DESCRIPTION OF THE TASK: Images do not belong in the copy. Set down all the entries exactly.

[Collected data]
==================================================

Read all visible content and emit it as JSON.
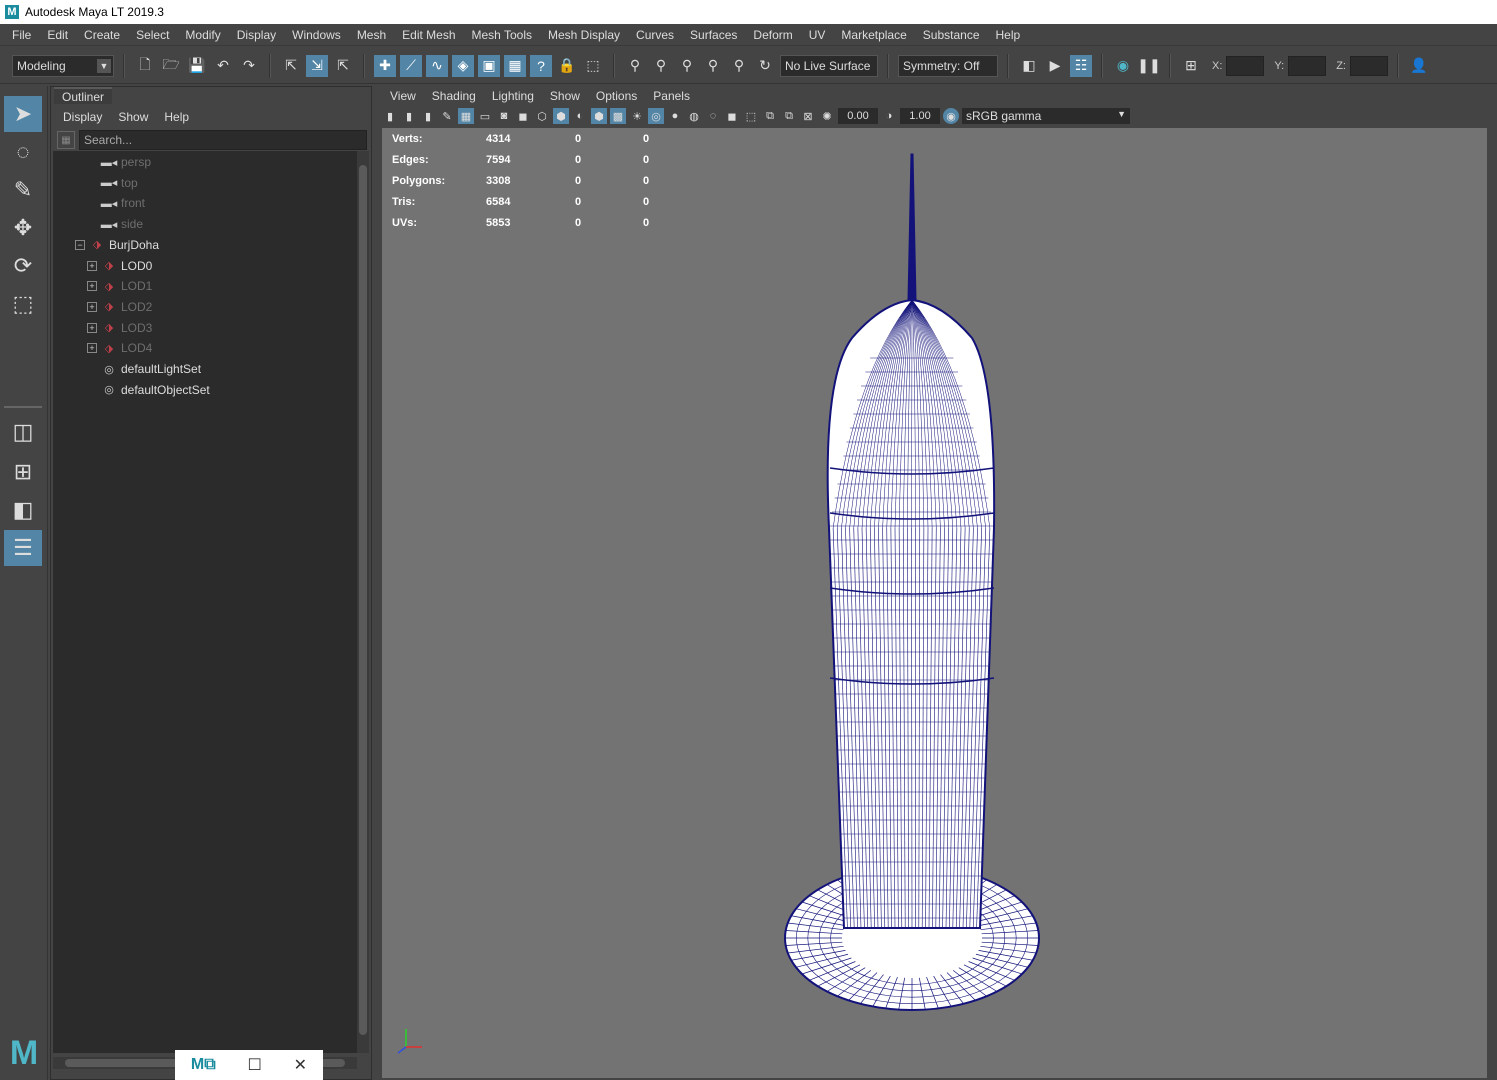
{
  "app": {
    "title": "Autodesk Maya LT 2019.3",
    "logo_letter": "M"
  },
  "menubar": [
    "File",
    "Edit",
    "Create",
    "Select",
    "Modify",
    "Display",
    "Windows",
    "Mesh",
    "Edit Mesh",
    "Mesh Tools",
    "Mesh Display",
    "Curves",
    "Surfaces",
    "Deform",
    "UV",
    "Marketplace",
    "Substance",
    "Help"
  ],
  "statusline": {
    "mode": "Modeling",
    "live_surface": "No Live Surface",
    "symmetry": "Symmetry: Off",
    "coord_labels": {
      "x": "X:",
      "y": "Y:",
      "z": "Z:"
    }
  },
  "outliner": {
    "tab": "Outliner",
    "menu": [
      "Display",
      "Show",
      "Help"
    ],
    "search_placeholder": "Search...",
    "items": [
      {
        "label": "persp",
        "icon": "camera-icon",
        "dim": true,
        "indent": 1
      },
      {
        "label": "top",
        "icon": "camera-icon",
        "dim": true,
        "indent": 1
      },
      {
        "label": "front",
        "icon": "camera-icon",
        "dim": true,
        "indent": 1
      },
      {
        "label": "side",
        "icon": "camera-icon",
        "dim": true,
        "indent": 1
      },
      {
        "label": "BurjDoha",
        "icon": "transform-icon",
        "dim": false,
        "indent": 0,
        "expander": "−"
      },
      {
        "label": "LOD0",
        "icon": "transform-icon",
        "dim": false,
        "indent": 1,
        "expander": "+"
      },
      {
        "label": "LOD1",
        "icon": "transform-icon",
        "dim": true,
        "indent": 1,
        "expander": "+"
      },
      {
        "label": "LOD2",
        "icon": "transform-icon",
        "dim": true,
        "indent": 1,
        "expander": "+"
      },
      {
        "label": "LOD3",
        "icon": "transform-icon",
        "dim": true,
        "indent": 1,
        "expander": "+"
      },
      {
        "label": "LOD4",
        "icon": "transform-icon",
        "dim": true,
        "indent": 1,
        "expander": "+"
      },
      {
        "label": "defaultLightSet",
        "icon": "set-icon",
        "dim": false,
        "indent": 1
      },
      {
        "label": "defaultObjectSet",
        "icon": "set-icon",
        "dim": false,
        "indent": 1
      }
    ]
  },
  "viewport": {
    "menu": [
      "View",
      "Shading",
      "Lighting",
      "Show",
      "Options",
      "Panels"
    ],
    "exposure": "0.00",
    "gamma_value": "1.00",
    "color_space": "sRGB gamma",
    "hud": [
      {
        "label": "Verts:",
        "a": "4314",
        "b": "0",
        "c": "0"
      },
      {
        "label": "Edges:",
        "a": "7594",
        "b": "0",
        "c": "0"
      },
      {
        "label": "Polygons:",
        "a": "3308",
        "b": "0",
        "c": "0"
      },
      {
        "label": "Tris:",
        "a": "6584",
        "b": "0",
        "c": "0"
      },
      {
        "label": "UVs:",
        "a": "5853",
        "b": "0",
        "c": "0"
      }
    ],
    "wire_color": "#12127a",
    "bg_color": "#737373"
  },
  "colors": {
    "accent": "#5285a6",
    "panel": "#444444",
    "field": "#2b2b2b"
  }
}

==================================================

RESPONSE BELOW:
Read all visible content and emit it as JSON.
{
  "app": {
    "title": "Autodesk Maya LT 2019.3",
    "logo_letter": "M"
  },
  "menubar": [
    "File",
    "Edit",
    "Create",
    "Select",
    "Modify",
    "Display",
    "Windows",
    "Mesh",
    "Edit Mesh",
    "Mesh Tools",
    "Mesh Display",
    "Curves",
    "Surfaces",
    "Deform",
    "UV",
    "Marketplace",
    "Substance",
    "Help"
  ],
  "statusline": {
    "mode": "Modeling",
    "live_surface": "No Live Surface",
    "symmetry": "Symmetry: Off",
    "coord_labels": {
      "x": "X:",
      "y": "Y:",
      "z": "Z:"
    }
  },
  "outliner": {
    "tab": "Outliner",
    "menu": [
      "Display",
      "Show",
      "Help"
    ],
    "search_placeholder": "Search...",
    "items": [
      {
        "label": "persp",
        "icon": "camera-icon",
        "dim": true,
        "indent": 1
      },
      {
        "label": "top",
        "icon": "camera-icon",
        "dim": true,
        "indent": 1
      },
      {
        "label": "front",
        "icon": "camera-icon",
        "dim": true,
        "indent": 1
      },
      {
        "label": "side",
        "icon": "camera-icon",
        "dim": true,
        "indent": 1
      },
      {
        "label": "BurjDoha",
        "icon": "transform-icon",
        "dim": false,
        "indent": 0,
        "expander": "−"
      },
      {
        "label": "LOD0",
        "icon": "transform-icon",
        "dim": false,
        "indent": 1,
        "expander": "+"
      },
      {
        "label": "LOD1",
        "icon": "transform-icon",
        "dim": true,
        "indent": 1,
        "expander": "+"
      },
      {
        "label": "LOD2",
        "icon": "transform-icon",
        "dim": true,
        "indent": 1,
        "expander": "+"
      },
      {
        "label": "LOD3",
        "icon": "transform-icon",
        "dim": true,
        "indent": 1,
        "expander": "+"
      },
      {
        "label": "LOD4",
        "icon": "transform-icon",
        "dim": true,
        "indent": 1,
        "expander": "+"
      },
      {
        "label": "defaultLightSet",
        "icon": "set-icon",
        "dim": false,
        "indent": 1
      },
      {
        "label": "defaultObjectSet",
        "icon": "set-icon",
        "dim": false,
        "indent": 1
      }
    ]
  },
  "viewport": {
    "menu": [
      "View",
      "Shading",
      "Lighting",
      "Show",
      "Options",
      "Panels"
    ],
    "exposure": "0.00",
    "gamma_value": "1.00",
    "color_space": "sRGB gamma",
    "hud": [
      {
        "label": "Verts:",
        "a": "4314",
        "b": "0",
        "c": "0"
      },
      {
        "label": "Edges:",
        "a": "7594",
        "b": "0",
        "c": "0"
      },
      {
        "label": "Polygons:",
        "a": "3308",
        "b": "0",
        "c": "0"
      },
      {
        "label": "Tris:",
        "a": "6584",
        "b": "0",
        "c": "0"
      },
      {
        "label": "UVs:",
        "a": "5853",
        "b": "0",
        "c": "0"
      }
    ],
    "wire_color": "#12127a",
    "bg_color": "#737373"
  },
  "colors": {
    "accent": "#5285a6",
    "panel": "#444444",
    "field": "#2b2b2b"
  }
}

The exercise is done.